Olive trees are well ramified evergreen trees or shrubs and, depending on the variety, can become up to 10 or even 20 meters (33 to 66 ft) tall. Wild olive trees, called oleaster, are smaller than cultivars. The leaves are silvery-grey and narrow lanceolate to elliptic. The olive tree grows very slowly but can become several hundred or even a thousand years old. Old trees develop a rough bark and gnarled trunks. The small yellowish white flowers are followed by green drupes which turn black when they get ripe and contain a single hard seed each. Olive fruits are edible after they are watered and kept in brine for some time, but most of them are used for producing olive oil.

For bonsai you can use cultivated varieties but the wild olive Bonsai (Olea europaea sylvestris) has the advantage of very tiny leaves and short internodes. In many cases yamadori oleasters possess beautiful natural deadwood and a lovely rough bark that indicates a high age and survival in hostile conditions. The olive is easy to care for if you can place it in a cold but frost-free greenhouse in winter.

If you need help identifying your tree, try our Bonsai tree identification guide.

 

Specific Bonsai care guidelines for the Olive

Position: The olive bonsai needs a place with full sun which also helps to reduce the size of the leaves. It can withstand temperatures slightly below 0° C / 32° F but must be protected from stronger frost. It is best to place the olive tree in a cold greenhouse which is kept frost-free. If kept in a warm room in the house in winter the olive will suffer from lack of light and dry air what makes it very susceptible to scale.

Watering: Water the olive bonsai thoroughly whenever the soil gets dry but avoid constant wetness. Normal tap water of good quality is just fine for the olive tree.

Feeding: Apply solid organic fertilizer every four weeks or use a liquid fertilizer every week during the growing season.

Pruning and wiring: Strong pruning, if necessary, should be done in late winter. The olive will respond with vigorous growth in the following spring. It can also bud from old wood. When the new shoots grow too long, cut back to one or two pairs of leaves. Very healthy specimens can also be defoliated in order to promote a fine ramification. Younger branches and new shoots can be wired at any time. Old branches are stiff and brittle and hard to bend. Guy-wires can be a good alternative.

Repotting: Repot in spring before the buds begin to swell, every two or three years and remove about a third of the roots. Old trees can be repotted at longer intervals. Use a well draining soil mix with a slightly alkaline pH value (7 - 8).

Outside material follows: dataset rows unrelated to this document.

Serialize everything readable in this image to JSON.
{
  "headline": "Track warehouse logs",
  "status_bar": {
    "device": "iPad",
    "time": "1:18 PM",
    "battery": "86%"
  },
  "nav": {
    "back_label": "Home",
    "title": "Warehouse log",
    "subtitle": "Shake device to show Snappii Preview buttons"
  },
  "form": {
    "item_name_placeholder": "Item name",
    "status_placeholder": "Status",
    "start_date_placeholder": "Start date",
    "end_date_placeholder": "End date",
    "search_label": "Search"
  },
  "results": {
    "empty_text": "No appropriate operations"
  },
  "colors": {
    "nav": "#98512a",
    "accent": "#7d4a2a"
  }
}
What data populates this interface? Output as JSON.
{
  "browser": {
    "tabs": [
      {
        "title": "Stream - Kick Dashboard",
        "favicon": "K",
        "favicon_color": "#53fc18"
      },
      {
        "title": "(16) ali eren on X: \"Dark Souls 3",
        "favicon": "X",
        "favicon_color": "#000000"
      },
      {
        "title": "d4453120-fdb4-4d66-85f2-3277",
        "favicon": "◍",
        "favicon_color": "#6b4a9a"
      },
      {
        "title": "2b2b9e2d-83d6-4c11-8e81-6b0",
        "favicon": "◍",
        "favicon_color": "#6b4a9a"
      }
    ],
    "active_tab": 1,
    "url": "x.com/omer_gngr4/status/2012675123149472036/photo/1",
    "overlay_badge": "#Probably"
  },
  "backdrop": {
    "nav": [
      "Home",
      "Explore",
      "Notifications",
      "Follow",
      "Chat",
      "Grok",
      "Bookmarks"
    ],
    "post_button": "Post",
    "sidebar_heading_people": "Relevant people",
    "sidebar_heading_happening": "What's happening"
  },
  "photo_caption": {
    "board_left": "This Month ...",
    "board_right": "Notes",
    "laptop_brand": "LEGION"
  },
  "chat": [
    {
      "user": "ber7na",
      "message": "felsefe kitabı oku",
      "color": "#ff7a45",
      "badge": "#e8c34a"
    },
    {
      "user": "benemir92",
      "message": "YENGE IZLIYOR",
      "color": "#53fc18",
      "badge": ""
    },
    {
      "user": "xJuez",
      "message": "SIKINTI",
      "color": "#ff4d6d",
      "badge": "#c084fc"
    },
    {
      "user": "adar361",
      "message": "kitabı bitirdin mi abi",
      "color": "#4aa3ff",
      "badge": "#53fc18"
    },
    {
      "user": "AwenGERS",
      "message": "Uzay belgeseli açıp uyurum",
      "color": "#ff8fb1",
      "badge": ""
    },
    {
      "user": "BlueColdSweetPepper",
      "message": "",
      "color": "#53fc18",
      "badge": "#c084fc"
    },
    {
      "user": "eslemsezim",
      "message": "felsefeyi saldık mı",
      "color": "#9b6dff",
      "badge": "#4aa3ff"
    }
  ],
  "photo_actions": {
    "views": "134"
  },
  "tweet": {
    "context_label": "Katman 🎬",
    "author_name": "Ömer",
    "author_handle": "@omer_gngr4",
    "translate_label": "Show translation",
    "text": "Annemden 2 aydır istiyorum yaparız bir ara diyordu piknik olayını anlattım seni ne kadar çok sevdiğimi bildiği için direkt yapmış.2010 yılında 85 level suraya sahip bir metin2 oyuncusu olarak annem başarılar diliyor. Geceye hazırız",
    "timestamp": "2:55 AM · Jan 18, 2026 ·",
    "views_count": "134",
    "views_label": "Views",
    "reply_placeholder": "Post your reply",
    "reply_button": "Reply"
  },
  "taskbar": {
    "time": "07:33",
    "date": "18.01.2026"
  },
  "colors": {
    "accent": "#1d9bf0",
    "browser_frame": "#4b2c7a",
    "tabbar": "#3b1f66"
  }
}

Propagation: The olive can be propagated from seeds and cuttings.

Pests and diseases: Vigorous olive trees are hardly attacked by pests and diseases. If the olive is kept too warm in winter, scale or mealy bugs can bother it. Then try to provide better conditions and use a specific pesticide.

For more detailed information on these techniques, try our Bonsai tree care section.

 

 

Olive Bonsai tree (Olea Europaea)

Olea Europaea, Olive Bonsai tree